Now time for a little break from historic Vienna to take a peek at Vienna's Christmas Markets, enjoy as we really did.

It's always hard to choose a favourite travel destination, that said Vienna must be close to the top of our list as it offers so much to do and see. Below are a few final shots from this wonderful city. For a great meal check out Restaurant Danieli on Himmelpfortgasse, it gets very busy so try and book a table.

Wednesday, April 25, 2012

Visit the Royal Palace at Aranjuez, Spain

In October 2011 we returned again to one of our favourite cities, Madrid, this time with the plan to visit Aranjuez. Just a short train ride from Madrid the undoubted jewel of Aranjuez is the Royal Palace.
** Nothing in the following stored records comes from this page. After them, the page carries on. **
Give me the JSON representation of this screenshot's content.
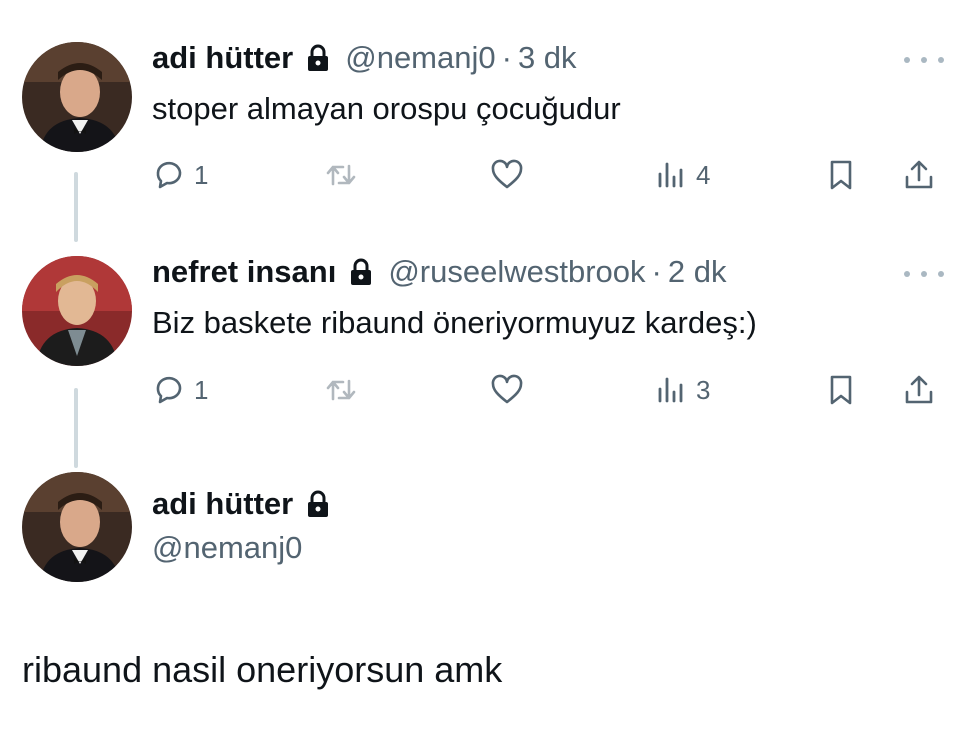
{
  "tweets": [
    {
      "name": "adi hütter",
      "handle": "@nemanj0",
      "dot": "·",
      "time": "3 dk",
      "text": "stoper almayan orospu çocuğudur",
      "replies": "1",
      "views": "4"
    },
    {
      "name": "nefret insanı",
      "handle": "@ruseelwestbrook",
      "dot": "·",
      "time": "2 dk",
      "text": "Biz baskete ribaund öneriyormuyuz kardeş:)",
      "replies": "1",
      "views": "3"
    }
  ],
  "reply": {
    "name": "adi hütter",
    "handle": "@nemanj0",
    "text": "ribaund nasil oneriyorsun amk"
  },
  "icons": {
    "verified_lock": "lock-icon",
    "reply": "reply-icon",
    "retweet": "retweet-icon",
    "like": "heart-icon",
    "views": "views-icon",
    "bookmark": "bookmark-icon",
    "share": "share-icon",
    "more": "more-icon"
  },
  "colors": {
    "text": "#0f1419",
    "secondary": "#536471",
    "thread_line": "#cfd9de"
  }
}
The curren appearence of the Palace is the result of reconstructions and additions which began with thw work of Juan Bautista of Toledo, architect to Felipe II. Over the course of time, others have also had a hand in the construction at the service of the Spanish Kings. Inside there are abundant baroque pieces such as those that can be seen in the clock, porcelain and painting rooms. The Palace is worth visiting just to see the Porcelain room if nothing else.

Another characteristic element of Aranjuez is its gardens. Opposite the east façade of the palace is the Flower-bed Garden, English in style, where the fountain sculptures are outstanding. A further two gardens begin near the buildings. Island Garden, so-called because it stretches between the course of the Tagus and the Ría, is another of the places worth strolling through. More wooded is the Prince's Garden, in a French Gothic style. 
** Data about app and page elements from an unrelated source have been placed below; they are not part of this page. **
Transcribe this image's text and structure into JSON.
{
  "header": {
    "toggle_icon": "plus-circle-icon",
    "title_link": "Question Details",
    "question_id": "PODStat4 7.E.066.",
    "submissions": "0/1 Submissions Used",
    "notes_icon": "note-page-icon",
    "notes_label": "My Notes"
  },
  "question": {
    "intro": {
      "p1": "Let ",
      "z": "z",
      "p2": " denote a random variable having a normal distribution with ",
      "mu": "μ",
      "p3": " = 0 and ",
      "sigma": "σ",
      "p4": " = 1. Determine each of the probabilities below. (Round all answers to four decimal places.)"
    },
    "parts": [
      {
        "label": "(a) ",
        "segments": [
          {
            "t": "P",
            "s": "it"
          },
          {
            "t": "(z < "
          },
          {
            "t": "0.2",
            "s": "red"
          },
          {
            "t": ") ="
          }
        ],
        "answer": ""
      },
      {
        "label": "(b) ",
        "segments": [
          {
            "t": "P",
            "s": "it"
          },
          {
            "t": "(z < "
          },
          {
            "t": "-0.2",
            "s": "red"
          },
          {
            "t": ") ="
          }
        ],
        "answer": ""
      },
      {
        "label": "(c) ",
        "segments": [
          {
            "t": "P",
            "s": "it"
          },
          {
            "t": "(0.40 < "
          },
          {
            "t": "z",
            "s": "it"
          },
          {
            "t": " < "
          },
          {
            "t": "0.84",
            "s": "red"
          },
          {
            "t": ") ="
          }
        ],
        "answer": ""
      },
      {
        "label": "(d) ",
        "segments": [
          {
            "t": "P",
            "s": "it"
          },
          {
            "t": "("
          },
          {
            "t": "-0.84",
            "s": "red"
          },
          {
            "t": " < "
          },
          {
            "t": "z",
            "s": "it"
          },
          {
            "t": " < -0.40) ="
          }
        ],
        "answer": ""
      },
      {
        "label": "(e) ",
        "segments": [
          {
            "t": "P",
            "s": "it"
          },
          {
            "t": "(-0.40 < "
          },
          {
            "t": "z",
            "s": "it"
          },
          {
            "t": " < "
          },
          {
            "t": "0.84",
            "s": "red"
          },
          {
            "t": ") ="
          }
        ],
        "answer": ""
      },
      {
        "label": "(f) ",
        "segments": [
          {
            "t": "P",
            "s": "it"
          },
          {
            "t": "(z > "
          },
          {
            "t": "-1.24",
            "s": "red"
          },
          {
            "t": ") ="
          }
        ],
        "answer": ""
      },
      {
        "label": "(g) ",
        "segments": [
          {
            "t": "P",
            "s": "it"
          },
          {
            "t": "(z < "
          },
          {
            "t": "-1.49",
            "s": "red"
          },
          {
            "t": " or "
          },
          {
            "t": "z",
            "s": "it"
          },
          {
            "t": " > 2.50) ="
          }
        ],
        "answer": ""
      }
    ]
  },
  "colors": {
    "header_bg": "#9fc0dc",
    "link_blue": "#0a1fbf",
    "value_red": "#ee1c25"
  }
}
The rest of the town also displays the same values, reflected in the layout of its streets, in the purest baroque style. Uniform buildings, tree-lined streets and spacious avenues are some of its features. A layout which makes it easy to visit other major sites, such as the Mariblanca Fountain, the Royal Theatre, the Servants' and Guest Quarters and Stables or the Food Market. There are also other palaces, such as Osuna, Medinaceli or Godoy. Among the religious architecture, fine examples are the Convent of San Pascual (work of Sabatini with paintings by Megs and Tiépolo), and the churches of Alpajés (a 
brick construction with a baroque portico) and San Antonio (with its great dome and lonic columns).
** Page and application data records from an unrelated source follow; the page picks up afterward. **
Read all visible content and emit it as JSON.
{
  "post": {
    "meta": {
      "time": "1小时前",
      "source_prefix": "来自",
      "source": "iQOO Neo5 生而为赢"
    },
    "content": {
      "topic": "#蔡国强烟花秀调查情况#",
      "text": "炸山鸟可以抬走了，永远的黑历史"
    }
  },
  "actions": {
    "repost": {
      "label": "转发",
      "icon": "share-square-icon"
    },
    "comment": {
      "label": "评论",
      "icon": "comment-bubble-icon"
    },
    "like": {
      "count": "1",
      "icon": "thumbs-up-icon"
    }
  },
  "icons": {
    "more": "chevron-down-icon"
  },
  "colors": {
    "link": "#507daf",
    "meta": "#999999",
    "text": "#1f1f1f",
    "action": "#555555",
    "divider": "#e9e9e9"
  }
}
Tuesday, April 24, 2012

The World Heritage City of Toledo, Spain

The last leg of our holiday in September 2011 took us on a day trip to Toledo from Madrid before flying home. Its proximity to Madrid is another great reason to spend some time in Spain's wonderful capital city. We spent a wonderful day there, wandering round the winding streets enjoying the beauty of the city and from time to time seeking some shade and refreshment in the form of a cerveza and tapas.

World Heritage City Toledo was once the capital city of Spain, and it still retains the atmosphere and aura which are characteristic of so many European capital cities. Toledo is a magical place, possibly one of the most spectacular cities in the world. The buildings and winding streets contained within the old city walls hold hundreds of years of history, and the River Tajo which runs alongside the city walls adds to its charm and beauty.

During the 13th century Toledo became one of the few places in Spain where Moors, Christians and Jews managed to live together and tolerate eachother more or less peacefully (although not as idyllicly as some history accounts would have us believe), and the singular combination of styles and cultures which resulted from this period in Toledo's history is one of the city's unique characteristics. Visitors can still admire the remains of churches, mosques and sinagogues built during this time.

Toledo became a fortified city under Roman occupation - its location and the River Tajo made it an ideal fortress, and from that moment on the city became one of Spain's most important political, economic and cultural centres. The Visigods named Toledo their capital, and it retained its importance under Arab occupation. When the Spanish armies regained control of the city, it became the official residence to the Spanish Kings and Queens until the 16th Century.